Gilbert Murray Lectures on Classics and Internationalism

In 2008 the Trust decided to inaugurate a new triennial lecture series in order to bring to public attention the continuing importance of Gilbert Murray’s advocacy of both Internationalism and Classics in the contemporary world. The venue of the lectures will rotate between the three British cities in which Murray conducted most of his life’s work, Oxford, Glasgow, and London. The lectures will always be free of charge and open to the public.

A.E. Stallings, ‘But in Sad Truth Their Own’.
Kelvin Hall Lecture Theatre, University of Glasgow

The poet, critic and translator A.E. Stallings delivered the fifth Gilbert Murray Trust Triennial Lecture in Classics and Internationalism at the Kelvin Hall Lecture Theatre, Glasgow, on Thursday 6th October 2022.

A video recording of the full lecture can be found at https://www.youtube.com/watch?v=t0wujJrTwcc.

John Kittmer, ‘Greece’s relations with Turkey: New Challenges in an Old Rivalry’.
Classics Centre, Oxford

John Kittmer, formerly British Ambassador to Greece, delivered the fourth Gilbert Murray Trust Triennial Lecture in Classics and Internationalism at the Ioannou Centre Lecture Theatre, Oxford, on Wednesday 15th November 2017. You can listen to a recording of the lecture below.


Prof.

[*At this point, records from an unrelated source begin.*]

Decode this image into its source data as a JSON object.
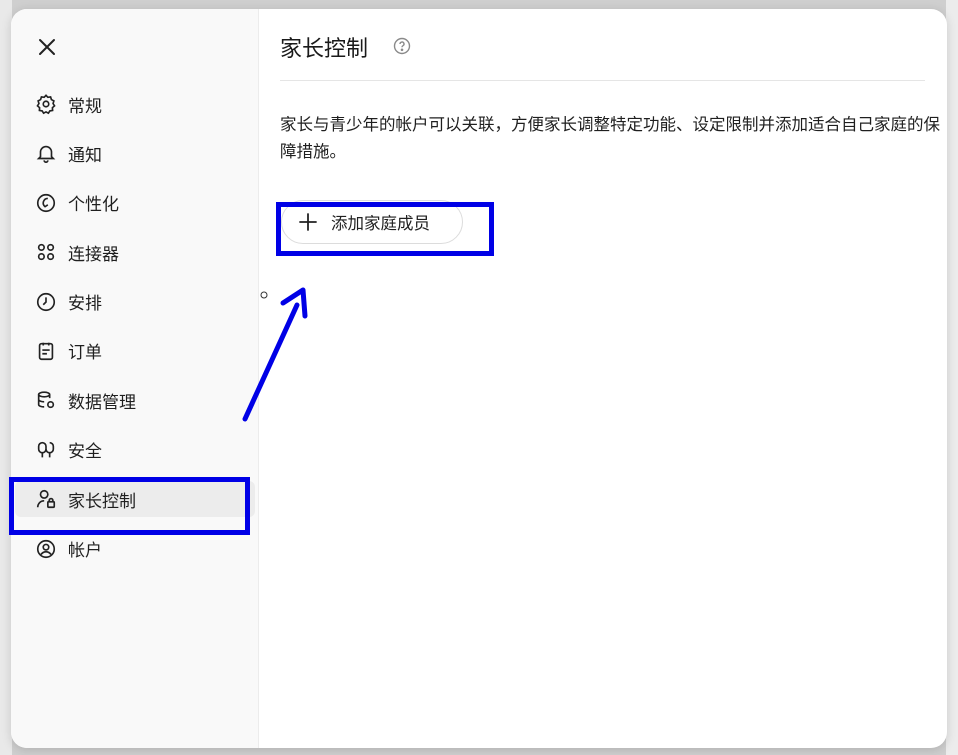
{
  "sidebar": {
    "items": [
      {
        "label": "常规",
        "icon": "gear-icon"
      },
      {
        "label": "通知",
        "icon": "bell-icon"
      },
      {
        "label": "个性化",
        "icon": "personalize-icon"
      },
      {
        "label": "连接器",
        "icon": "connectors-icon"
      },
      {
        "label": "安排",
        "icon": "clock-icon"
      },
      {
        "label": "订单",
        "icon": "orders-icon"
      },
      {
        "label": "数据管理",
        "icon": "database-gear-icon"
      },
      {
        "label": "安全",
        "icon": "security-icon"
      },
      {
        "label": "家长控制",
        "icon": "user-lock-icon",
        "active": true
      },
      {
        "label": "帐户",
        "icon": "account-circle-icon"
      }
    ]
  },
  "main": {
    "title": "家长控制",
    "description": "家长与青少年的帐户可以关联，方便家长调整特定功能、设定限制并添加适合自己家庭的保障措施。",
    "add_button_label": "添加家庭成员"
  },
  "colors": {
    "annotation": "#0000e6",
    "active_item_bg": "#ececec"
  }
}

Mats Berdal, ‘Power Politics and the Humanitarian Impulse — The United Nations in the post-Cold War Era’.
Hong Kong Theatre, London School of Economics

Mats Berdal explored the revival of what Murray described as the “second experiment” in two parts. First, he provided a critical assessment of the UN’s role in the field of peace and security after the Cold War, with particular focus on the UN’s role in efforts to advance and enforce liberal and solidarist values, including, notably, through the use of force in defence of human rights. He then linked the discussion of the UN’s post-Cold War experience to three themes that run through Gilbert Murray’s writings on international relations: (1) the problem of war; (2) the role and workings of international organisation; and (3) the relationship between democracy and international order.

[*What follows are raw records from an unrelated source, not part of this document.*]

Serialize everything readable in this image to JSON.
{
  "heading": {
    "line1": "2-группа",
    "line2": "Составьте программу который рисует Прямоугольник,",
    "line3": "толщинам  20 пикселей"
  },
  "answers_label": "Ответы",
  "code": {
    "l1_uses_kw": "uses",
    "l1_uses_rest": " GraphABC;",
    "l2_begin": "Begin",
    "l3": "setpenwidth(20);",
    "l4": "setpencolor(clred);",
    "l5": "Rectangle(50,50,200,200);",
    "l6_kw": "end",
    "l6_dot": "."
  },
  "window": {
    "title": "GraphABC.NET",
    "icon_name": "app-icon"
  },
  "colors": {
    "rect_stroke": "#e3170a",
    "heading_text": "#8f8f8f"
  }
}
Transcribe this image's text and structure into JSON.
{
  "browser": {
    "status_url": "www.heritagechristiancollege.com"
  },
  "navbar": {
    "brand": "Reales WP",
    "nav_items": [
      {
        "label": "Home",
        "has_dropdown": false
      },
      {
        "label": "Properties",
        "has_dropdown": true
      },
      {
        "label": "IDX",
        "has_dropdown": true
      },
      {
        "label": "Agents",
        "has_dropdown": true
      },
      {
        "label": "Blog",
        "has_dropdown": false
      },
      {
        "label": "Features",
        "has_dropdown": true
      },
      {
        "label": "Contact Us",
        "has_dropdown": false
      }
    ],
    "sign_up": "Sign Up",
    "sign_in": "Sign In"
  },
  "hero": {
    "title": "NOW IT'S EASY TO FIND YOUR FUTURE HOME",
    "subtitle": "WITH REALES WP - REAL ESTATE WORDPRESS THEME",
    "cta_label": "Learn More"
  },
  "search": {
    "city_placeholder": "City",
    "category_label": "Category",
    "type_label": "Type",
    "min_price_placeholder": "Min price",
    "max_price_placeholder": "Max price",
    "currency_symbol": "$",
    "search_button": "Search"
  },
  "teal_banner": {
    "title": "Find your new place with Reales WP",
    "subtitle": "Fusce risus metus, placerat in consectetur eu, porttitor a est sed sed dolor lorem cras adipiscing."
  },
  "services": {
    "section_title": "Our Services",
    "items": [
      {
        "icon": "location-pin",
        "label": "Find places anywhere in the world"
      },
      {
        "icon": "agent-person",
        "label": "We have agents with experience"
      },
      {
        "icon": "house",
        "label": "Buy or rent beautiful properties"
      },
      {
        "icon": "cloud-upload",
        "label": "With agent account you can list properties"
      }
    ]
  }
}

An abstract and summary of the lecture can be downloaded here (Microsoft Word document).

Prof. Robert Crawford, ‘Simonides and the War on Terror’.
Classics Department, Glasgow University

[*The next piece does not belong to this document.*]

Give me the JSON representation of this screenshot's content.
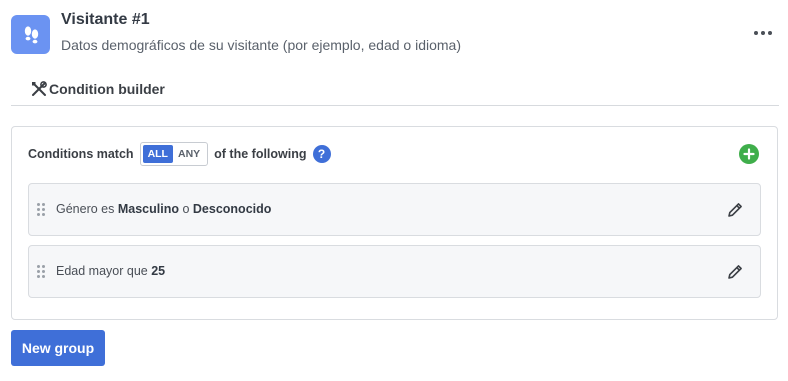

In his lecture Prof. Crawford argued that to Simonides were attributed some of the world’s most famous epitaphs for people killed in war and that he was a poet connected with civilian atrocity as well as with battlefield casualties. He examined the poet’s work both in the context of the Persian Wars and against the background of remembering the dead in today’s so-called War on Terror. As well as examining responses to Simonides from ancient writers to our own contemporaries, Robert Crawford showed how Simonides’ epitaphs for the dead at Thermopylae have powerful and surprisingly inclusive resonances for twenty-first-century readers.

Oswyn Murray, ‘Momigliano on Peace and Liberty’.
Classics Centre, Oxford

The first lecture was given in Oxford to the centenary of Gilbert Murray’s appointment to the Regius Chair of Greek there. It was delivered by Dr Oswyn Murray (no relation of Gilbert Murray), formerly Fellow and Tutor in Ancient History at Balliol College, Oxford, and a tireless advocate of human rights, intellectual cosmopolitanism and international cooperation. His lecture discussed the example Gilbert Murray had set in supporting refugees, and examined the case of Arnaldo Momigliano, the brilliant Jewish Italian ancient historian who fled fascism to Britain in 1938.

The full text of the lecture can be found here (via Academia.edu).